Content starts

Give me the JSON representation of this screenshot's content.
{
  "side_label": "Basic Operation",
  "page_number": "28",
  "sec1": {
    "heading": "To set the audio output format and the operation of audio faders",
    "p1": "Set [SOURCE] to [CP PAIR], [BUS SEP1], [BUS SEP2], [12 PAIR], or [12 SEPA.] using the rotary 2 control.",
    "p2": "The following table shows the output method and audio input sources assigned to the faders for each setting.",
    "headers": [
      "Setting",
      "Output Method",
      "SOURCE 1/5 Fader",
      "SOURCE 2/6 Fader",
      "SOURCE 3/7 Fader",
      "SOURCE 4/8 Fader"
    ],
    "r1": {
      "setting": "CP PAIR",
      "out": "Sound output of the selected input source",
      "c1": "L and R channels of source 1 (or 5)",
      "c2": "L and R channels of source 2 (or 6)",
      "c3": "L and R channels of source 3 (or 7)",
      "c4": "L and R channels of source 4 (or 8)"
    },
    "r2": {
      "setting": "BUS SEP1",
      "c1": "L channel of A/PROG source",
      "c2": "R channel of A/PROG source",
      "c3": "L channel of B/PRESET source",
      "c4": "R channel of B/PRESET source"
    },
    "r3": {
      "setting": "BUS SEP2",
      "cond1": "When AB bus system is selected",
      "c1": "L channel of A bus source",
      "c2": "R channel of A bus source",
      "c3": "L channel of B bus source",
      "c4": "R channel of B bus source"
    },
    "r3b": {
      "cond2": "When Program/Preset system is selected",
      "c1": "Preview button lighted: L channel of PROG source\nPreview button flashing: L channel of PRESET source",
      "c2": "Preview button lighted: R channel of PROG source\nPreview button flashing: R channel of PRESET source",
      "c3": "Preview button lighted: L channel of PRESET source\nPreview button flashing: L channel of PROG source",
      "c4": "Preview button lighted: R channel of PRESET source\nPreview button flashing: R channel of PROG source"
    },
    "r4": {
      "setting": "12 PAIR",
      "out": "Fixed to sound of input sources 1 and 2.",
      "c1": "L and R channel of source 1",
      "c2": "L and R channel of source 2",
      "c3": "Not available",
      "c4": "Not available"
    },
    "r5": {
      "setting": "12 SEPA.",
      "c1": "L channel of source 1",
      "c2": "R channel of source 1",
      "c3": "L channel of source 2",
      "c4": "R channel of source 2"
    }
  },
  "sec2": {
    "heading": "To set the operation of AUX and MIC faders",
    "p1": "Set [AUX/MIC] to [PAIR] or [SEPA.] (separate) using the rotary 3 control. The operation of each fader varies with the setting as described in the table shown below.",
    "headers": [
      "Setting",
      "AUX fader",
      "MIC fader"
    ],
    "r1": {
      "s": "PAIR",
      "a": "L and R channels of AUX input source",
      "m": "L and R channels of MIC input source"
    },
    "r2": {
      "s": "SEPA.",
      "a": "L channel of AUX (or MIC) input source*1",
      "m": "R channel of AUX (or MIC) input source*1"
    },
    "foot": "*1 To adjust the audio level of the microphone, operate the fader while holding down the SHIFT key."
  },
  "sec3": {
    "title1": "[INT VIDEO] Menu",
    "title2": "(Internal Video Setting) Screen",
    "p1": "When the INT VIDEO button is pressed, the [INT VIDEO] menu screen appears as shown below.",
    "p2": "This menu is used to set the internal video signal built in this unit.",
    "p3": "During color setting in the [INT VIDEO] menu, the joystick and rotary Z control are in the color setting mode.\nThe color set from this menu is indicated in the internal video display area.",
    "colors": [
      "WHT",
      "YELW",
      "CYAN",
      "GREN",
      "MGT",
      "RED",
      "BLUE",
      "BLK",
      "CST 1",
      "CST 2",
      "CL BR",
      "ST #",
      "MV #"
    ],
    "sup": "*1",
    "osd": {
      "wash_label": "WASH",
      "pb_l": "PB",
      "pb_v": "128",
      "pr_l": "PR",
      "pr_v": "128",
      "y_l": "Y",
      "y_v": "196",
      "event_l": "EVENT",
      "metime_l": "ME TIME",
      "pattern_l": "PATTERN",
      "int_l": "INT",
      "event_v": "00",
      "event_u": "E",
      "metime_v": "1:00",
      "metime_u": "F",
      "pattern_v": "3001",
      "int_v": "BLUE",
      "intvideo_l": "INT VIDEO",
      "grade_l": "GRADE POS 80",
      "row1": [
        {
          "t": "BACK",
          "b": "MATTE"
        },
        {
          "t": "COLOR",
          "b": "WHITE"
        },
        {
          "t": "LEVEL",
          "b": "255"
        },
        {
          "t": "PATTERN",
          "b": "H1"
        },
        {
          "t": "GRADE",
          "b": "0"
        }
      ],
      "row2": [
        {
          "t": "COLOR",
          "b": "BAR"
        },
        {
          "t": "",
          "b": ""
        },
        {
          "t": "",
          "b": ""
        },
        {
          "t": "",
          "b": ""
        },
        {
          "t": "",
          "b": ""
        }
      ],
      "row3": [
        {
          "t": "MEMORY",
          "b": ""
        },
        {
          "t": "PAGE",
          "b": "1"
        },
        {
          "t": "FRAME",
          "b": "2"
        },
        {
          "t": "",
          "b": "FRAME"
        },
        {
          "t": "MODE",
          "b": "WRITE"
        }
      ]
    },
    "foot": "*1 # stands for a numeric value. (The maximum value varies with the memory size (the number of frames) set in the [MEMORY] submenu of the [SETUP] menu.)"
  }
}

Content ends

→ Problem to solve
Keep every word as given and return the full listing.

→ Exercise answer
Give me the JSON representation of this screenshot's content.
{
  "side_label": "Basic Operation",
  "page_number": "28",
  "sec1": {
    "heading": "To set the audio output format and the operation of audio faders",
    "p1": "Set [SOURCE] to [CP PAIR], [BUS SEP1], [BUS SEP2], [12 PAIR], or [12 SEPA.] using the rotary 2 control.",
    "p2": "The following table shows the output method and audio input sources assigned to the faders for each setting.",
    "headers": [
      "Setting",
      "Output Method",
      "SOURCE 1/5 Fader",
      "SOURCE 2/6 Fader",
      "SOURCE 3/7 Fader",
      "SOURCE 4/8 Fader"
    ],
    "r1": {
      "setting": "CP PAIR",
      "out": "Sound output of the selected input source",
      "c1": "L and R channels of source 1 (or 5)",
      "c2": "L and R channels of source 2 (or 6)",
      "c3": "L and R channels of source 3 (or 7)",
      "c4": "L and R channels of source 4 (or 8)"
    },
    "r2": {
      "setting": "BUS SEP1",
      "c1": "L channel of A/PROG source",
      "c2": "R channel of A/PROG source",
      "c3": "L channel of B/PRESET source",
      "c4": "R channel of B/PRESET source"
    },
    "r3": {
      "setting": "BUS SEP2",
      "cond1": "When AB bus system is selected",
      "c1": "L channel of A bus source",
      "c2": "R channel of A bus source",
      "c3": "L channel of B bus source",
      "c4": "R channel of B bus source"
    },
    "r3b": {
      "cond2": "When Program/Preset system is selected",
      "c1": "Preview button lighted: L channel of PROG source\nPreview button flashing: L channel of PRESET source",
      "c2": "Preview button lighted: R channel of PROG source\nPreview button flashing: R channel of PRESET source",
      "c3": "Preview button lighted: L channel of PRESET source\nPreview button flashing: L channel of PROG source",
      "c4": "Preview button lighted: R channel of PRESET source\nPreview button flashing: R channel of PROG source"
    },
    "r4": {
      "setting": "12 PAIR",
      "out": "Fixed to sound of input sources 1 and 2.",
      "c1": "L and R channel of source 1",
      "c2": "L and R channel of source 2",
      "c3": "Not available",
      "c4": "Not available"
    },
    "r5": {
      "setting": "12 SEPA.",
      "c1": "L channel of source 1",
      "c2": "R channel of source 1",
      "c3": "L channel of source 2",
      "c4": "R channel of source 2"
    }
  },
  "sec2": {
    "heading": "To set the operation of AUX and MIC faders",
    "p1": "Set [AUX/MIC] to [PAIR] or [SEPA.] (separate) using the rotary 3 control. The operation of each fader varies with the setting as described in the table shown below.",
    "headers": [
      "Setting",
      "AUX fader",
      "MIC fader"
    ],
    "r1": {
      "s": "PAIR",
      "a": "L and R channels of AUX input source",
      "m": "L and R channels of MIC input source"
    },
    "r2": {
      "s": "SEPA.",
      "a": "L channel of AUX (or MIC) input source*1",
      "m": "R channel of AUX (or MIC) input source*1"
    },
    "foot": "*1 To adjust the audio level of the microphone, operate the fader while holding down the SHIFT key."
  },
  "sec3": {
    "title1": "[INT VIDEO] Menu",
    "title2": "(Internal Video Setting) Screen",
    "p1": "When the INT VIDEO button is pressed, the [INT VIDEO] menu screen appears as shown below.",
    "p2": "This menu is used to set the internal video signal built in this unit.",
    "p3": "During color setting in the [INT VIDEO] menu, the joystick and rotary Z control are in the color setting mode.\nThe color set from this menu is indicated in the internal video display area.",
    "colors": [
      "WHT",
      "YELW",
      "CYAN",
      "GREN",
      "MGT",
      "RED",
      "BLUE",
      "BLK",
      "CST 1",
      "CST 2",
      "CL BR",
      "ST #",
      "MV #"
    ],
    "sup": "*1",
    "osd": {
      "wash_label": "WASH",
      "pb_l": "PB",
      "pb_v": "128",
      "pr_l": "PR",
      "pr_v": "128",
      "y_l": "Y",
      "y_v": "196",
      "event_l": "EVENT",
      "metime_l": "ME TIME",
      "pattern_l": "PATTERN",
      "int_l": "INT",
      "event_v": "00",
      "event_u": "E",
      "metime_v": "1:00",
      "metime_u": "F",
      "pattern_v": "3001",
      "int_v": "BLUE",
      "intvideo_l": "INT VIDEO",
      "grade_l": "GRADE POS 80",
      "row1": [
        {
          "t": "BACK",
          "b": "MATTE"
        },
        {
          "t": "COLOR",
          "b": "WHITE"
        },
        {
          "t": "LEVEL",
          "b": "255"
        },
        {
          "t": "PATTERN",
          "b": "H1"
        },
        {
          "t": "GRADE",
          "b": "0"
        }
      ],
      "row2": [
        {
          "t": "COLOR",
          "b": "BAR"
        },
        {
          "t": "",
          "b": ""
        },
        {
          "t": "",
          "b": ""
        },
        {
          "t": "",
          "b": ""
        },
        {
          "t": "",
          "b": ""
        }
      ],
      "row3": [
        {
          "t": "MEMORY",
          "b": ""
        },
        {
          "t": "PAGE",
          "b": "1"
        },
        {
          "t": "FRAME",
          "b": "2"
        },
        {
          "t": "",
          "b": "FRAME"
        },
        {
          "t": "MODE",
          "b": "WRITE"
        }
      ]
    },
    "foot": "*1 # stands for a numeric value. (The maximum value varies with the memory size (the number of frames) set in the [MEMORY] submenu of the [SETUP] menu.)"
  }
}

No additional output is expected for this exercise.